╭─ Material provided
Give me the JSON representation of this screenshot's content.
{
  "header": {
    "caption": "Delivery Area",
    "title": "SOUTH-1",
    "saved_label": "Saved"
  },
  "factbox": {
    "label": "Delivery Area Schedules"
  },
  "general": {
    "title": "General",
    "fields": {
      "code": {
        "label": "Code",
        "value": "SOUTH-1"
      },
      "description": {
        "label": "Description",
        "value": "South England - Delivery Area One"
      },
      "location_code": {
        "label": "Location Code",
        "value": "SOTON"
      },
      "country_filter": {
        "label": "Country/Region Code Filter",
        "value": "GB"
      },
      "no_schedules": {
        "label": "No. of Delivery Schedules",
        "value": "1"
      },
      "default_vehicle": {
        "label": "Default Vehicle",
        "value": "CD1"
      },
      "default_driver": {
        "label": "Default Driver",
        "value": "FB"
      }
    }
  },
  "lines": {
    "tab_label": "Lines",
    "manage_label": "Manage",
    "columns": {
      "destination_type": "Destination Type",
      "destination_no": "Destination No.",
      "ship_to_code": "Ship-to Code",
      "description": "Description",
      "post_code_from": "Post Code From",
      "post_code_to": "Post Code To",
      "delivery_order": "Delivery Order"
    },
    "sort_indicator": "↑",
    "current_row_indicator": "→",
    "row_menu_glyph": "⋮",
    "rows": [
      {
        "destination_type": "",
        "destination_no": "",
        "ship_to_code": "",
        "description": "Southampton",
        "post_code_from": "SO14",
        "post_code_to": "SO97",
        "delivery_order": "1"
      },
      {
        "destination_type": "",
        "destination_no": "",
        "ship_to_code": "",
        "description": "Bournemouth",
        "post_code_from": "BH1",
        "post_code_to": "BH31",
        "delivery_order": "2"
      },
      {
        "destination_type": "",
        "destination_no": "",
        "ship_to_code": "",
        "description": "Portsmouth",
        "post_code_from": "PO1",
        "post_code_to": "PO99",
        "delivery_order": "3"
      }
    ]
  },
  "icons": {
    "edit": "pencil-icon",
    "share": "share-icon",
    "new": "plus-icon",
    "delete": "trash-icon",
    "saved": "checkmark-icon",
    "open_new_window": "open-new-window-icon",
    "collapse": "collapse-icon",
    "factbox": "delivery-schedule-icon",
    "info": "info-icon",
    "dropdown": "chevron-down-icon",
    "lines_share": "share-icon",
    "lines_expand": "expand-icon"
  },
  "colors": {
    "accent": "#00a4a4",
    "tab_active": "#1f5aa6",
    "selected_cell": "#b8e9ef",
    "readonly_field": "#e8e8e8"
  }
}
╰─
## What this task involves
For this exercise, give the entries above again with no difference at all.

## Completed task
Give me the JSON representation of this screenshot's content.
{
  "header": {
    "caption": "Delivery Area",
    "title": "SOUTH-1",
    "saved_label": "Saved"
  },
  "factbox": {
    "label": "Delivery Area Schedules"
  },
  "general": {
    "title": "General",
    "fields": {
      "code": {
        "label": "Code",
        "value": "SOUTH-1"
      },
      "description": {
        "label": "Description",
        "value": "South England - Delivery Area One"
      },
      "location_code": {
        "label": "Location Code",
        "value": "SOTON"
      },
      "country_filter": {
        "label": "Country/Region Code Filter",
        "value": "GB"
      },
      "no_schedules": {
        "label": "No. of Delivery Schedules",
        "value": "1"
      },
      "default_vehicle": {
        "label": "Default Vehicle",
        "value": "CD1"
      },
      "default_driver": {
        "label": "Default Driver",
        "value": "FB"
      }
    }
  },
  "lines": {
    "tab_label": "Lines",
    "manage_label": "Manage",
    "columns": {
      "destination_type": "Destination Type",
      "destination_no": "Destination No.",
      "ship_to_code": "Ship-to Code",
      "description": "Description",
      "post_code_from": "Post Code From",
      "post_code_to": "Post Code To",
      "delivery_order": "Delivery Order"
    },
    "sort_indicator": "↑",
    "current_row_indicator": "→",
    "row_menu_glyph": "⋮",
    "rows": [
      {
        "destination_type": "",
        "destination_no": "",
        "ship_to_code": "",
        "description": "Southampton",
        "post_code_from": "SO14",
        "post_code_to": "SO97",
        "delivery_order": "1"
      },
      {
        "destination_type": "",
        "destination_no": "",
        "ship_to_code": "",
        "description": "Bournemouth",
        "post_code_from": "BH1",
        "post_code_to": "BH31",
        "delivery_order": "2"
      },
      {
        "destination_type": "",
        "destination_no": "",
        "ship_to_code": "",
        "description": "Portsmouth",
        "post_code_from": "PO1",
        "post_code_to": "PO99",
        "delivery_order": "3"
      }
    ]
  },
  "icons": {
    "edit": "pencil-icon",
    "share": "share-icon",
    "new": "plus-icon",
    "delete": "trash-icon",
    "saved": "checkmark-icon",
    "open_new_window": "open-new-window-icon",
    "collapse": "collapse-icon",
    "factbox": "delivery-schedule-icon",
    "info": "info-icon",
    "dropdown": "chevron-down-icon",
    "lines_share": "share-icon",
    "lines_expand": "expand-icon"
  },
  "colors": {
    "accent": "#00a4a4",
    "tab_active": "#1f5aa6",
    "selected_cell": "#b8e9ef",
    "readonly_field": "#e8e8e8"
  }
}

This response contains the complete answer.